“Fusion’s Kelsey McKinney noticed something important about today’s newspapers that heralded the historic moment of a woman winning a presidential nomination. A lot of them used a picture not of Hillary — but her husband.

Hillary Clinton, first woman to win the presidency! Let’s put a big pic of her husband on the front page!

Of course it’s true that Hillary Clinton only addressed the DNC briefly through a video Tuesday night. And, having worked in a number of newsrooms, my guess is the editors at these papers wanted to grab a newsy photo from something that happened at the Democratic National Convention last night. That newsy photo ended up, in a lot of cases, to be of Bill Clinton.

But it didn’t have to be. The Chicago Sun-Times featured a historical photo of the nominee.

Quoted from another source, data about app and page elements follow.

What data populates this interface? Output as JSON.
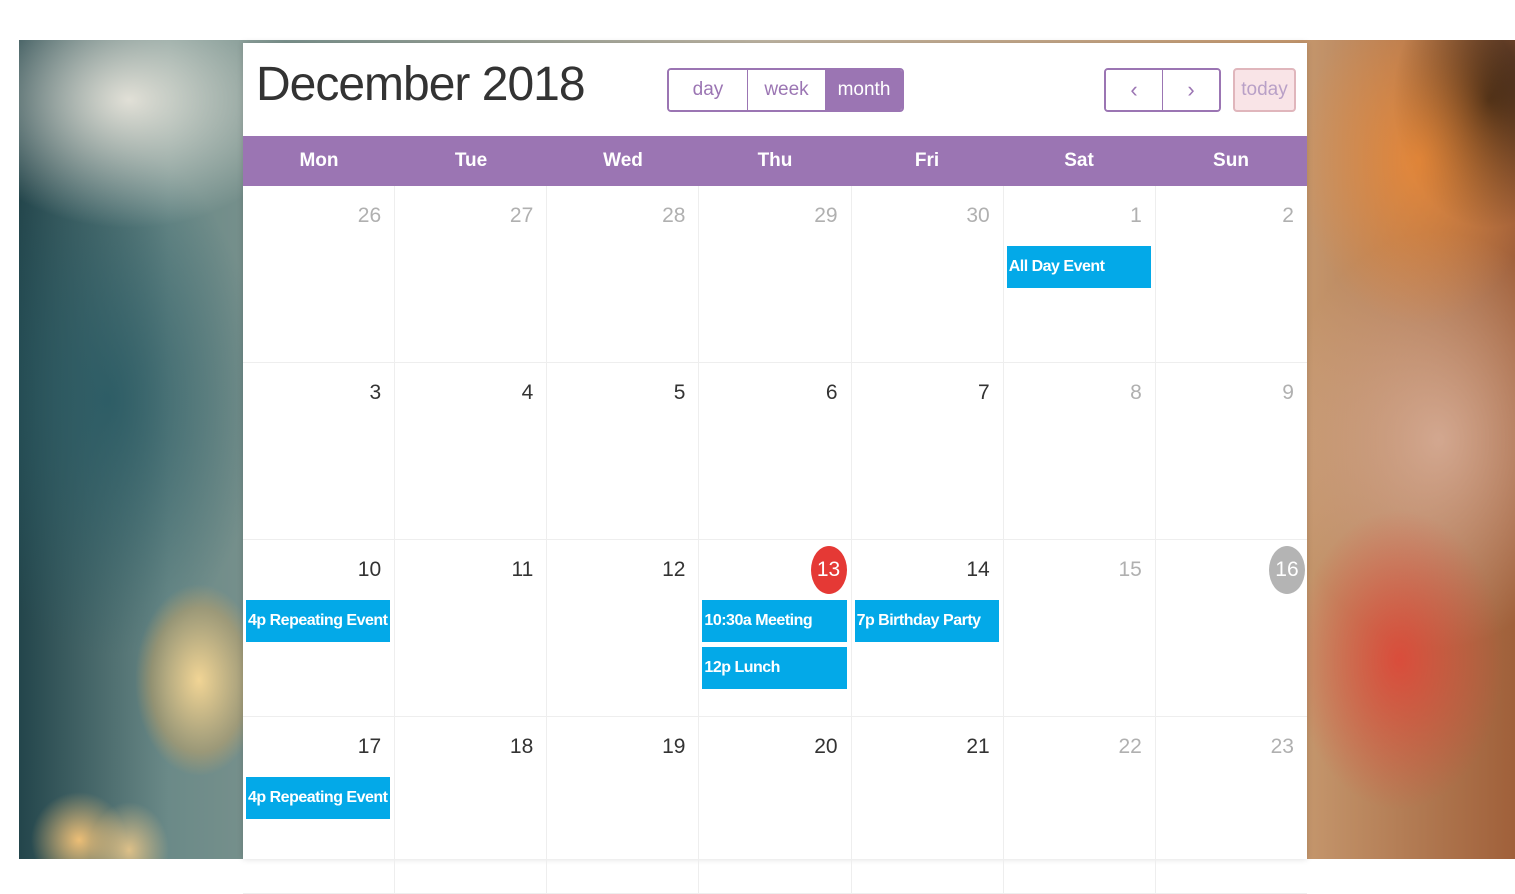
{
  "calendar": {
    "title": "December 2018",
    "views": {
      "day": "day",
      "week": "week",
      "month": "month",
      "active": "month"
    },
    "nav": {
      "prev_icon": "chevron-left-icon",
      "prev_glyph": "‹",
      "next_icon": "chevron-right-icon",
      "next_glyph": "›",
      "today_label": "today"
    },
    "weekdays": [
      "Mon",
      "Tue",
      "Wed",
      "Thu",
      "Fri",
      "Sat",
      "Sun"
    ],
    "colors": {
      "accent": "#9b75b3",
      "event": "#03a9e8",
      "today": "#e53935",
      "selected": "#b4b4b4"
    },
    "weeks": [
      {
        "days": [
          {
            "num": "26",
            "state": "other",
            "events": []
          },
          {
            "num": "27",
            "state": "other",
            "events": []
          },
          {
            "num": "28",
            "state": "other",
            "events": []
          },
          {
            "num": "29",
            "state": "other",
            "events": []
          },
          {
            "num": "30",
            "state": "other",
            "events": []
          },
          {
            "num": "1",
            "state": "weekend",
            "events": [
              "All Day Event"
            ]
          },
          {
            "num": "2",
            "state": "weekend",
            "events": []
          }
        ]
      },
      {
        "days": [
          {
            "num": "3",
            "state": "normal",
            "events": []
          },
          {
            "num": "4",
            "state": "normal",
            "events": []
          },
          {
            "num": "5",
            "state": "normal",
            "events": []
          },
          {
            "num": "6",
            "state": "normal",
            "events": []
          },
          {
            "num": "7",
            "state": "normal",
            "events": []
          },
          {
            "num": "8",
            "state": "weekend",
            "events": []
          },
          {
            "num": "9",
            "state": "weekend",
            "events": []
          }
        ]
      },
      {
        "days": [
          {
            "num": "10",
            "state": "normal",
            "events": [
              "4p Repeating Event"
            ]
          },
          {
            "num": "11",
            "state": "normal",
            "events": []
          },
          {
            "num": "12",
            "state": "normal",
            "events": []
          },
          {
            "num": "13",
            "state": "today",
            "events": [
              "10:30a Meeting",
              "12p Lunch"
            ]
          },
          {
            "num": "14",
            "state": "normal",
            "events": [
              "7p Birthday Party"
            ]
          },
          {
            "num": "15",
            "state": "weekend",
            "events": []
          },
          {
            "num": "16",
            "state": "selected",
            "events": []
          }
        ]
      },
      {
        "days": [
          {
            "num": "17",
            "state": "normal",
            "events": [
              "4p Repeating Event"
            ]
          },
          {
            "num": "18",
            "state": "normal",
            "events": []
          },
          {
            "num": "19",
            "state": "normal",
            "events": []
          },
          {
            "num": "20",
            "state": "normal",
            "events": []
          },
          {
            "num": "21",
            "state": "normal",
            "events": []
          },
          {
            "num": "22",
            "state": "weekend",
            "events": []
          },
          {
            "num": "23",
            "state": "weekend",
            "events": []
          }
        ]
      }
    ]
  }
}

And other papers decided to use a photo of Clinton from a few days ago. This is the front page of the Los Angeles Daily News.” 

Read the full piece and see more covers here

Columbia Researchers Find Biological Explanation for Wheat Sensitivity 

A new study may explain why people who do not have celiac disease or wheat allergy nevertheless experience a variety of gastrointestinal and extra-intestinal symptoms after ingesting wheat and related cereals. The findings suggest that these individuals have a weakened intestinal barrier, which leads to a body-wide inflammatory immune response.

Findings from the study, which was led by researchers from Columbia University Medical Center (CUMC), were reported in the journal Gut.

“Our study shows that the symptoms reported by individuals with this condition are not imagined, as some people have suggested,” said study co-author Peter H. Green, MD, the Phyllis and Ivan Seidenberg Professor of Medicine at CUMC and director of the Celiac Disease Center. “It demonstrates that there is a biological basis for these symptoms in a significant number of these patients.”

Armin Alaedini et al. Intestinal cell damage and systemic immune activation in individuals reporting sensitivity to wheat in the absence of coeliac disease. Gut, July 2016 DOI: 10.1136/gutjnl-2016-311964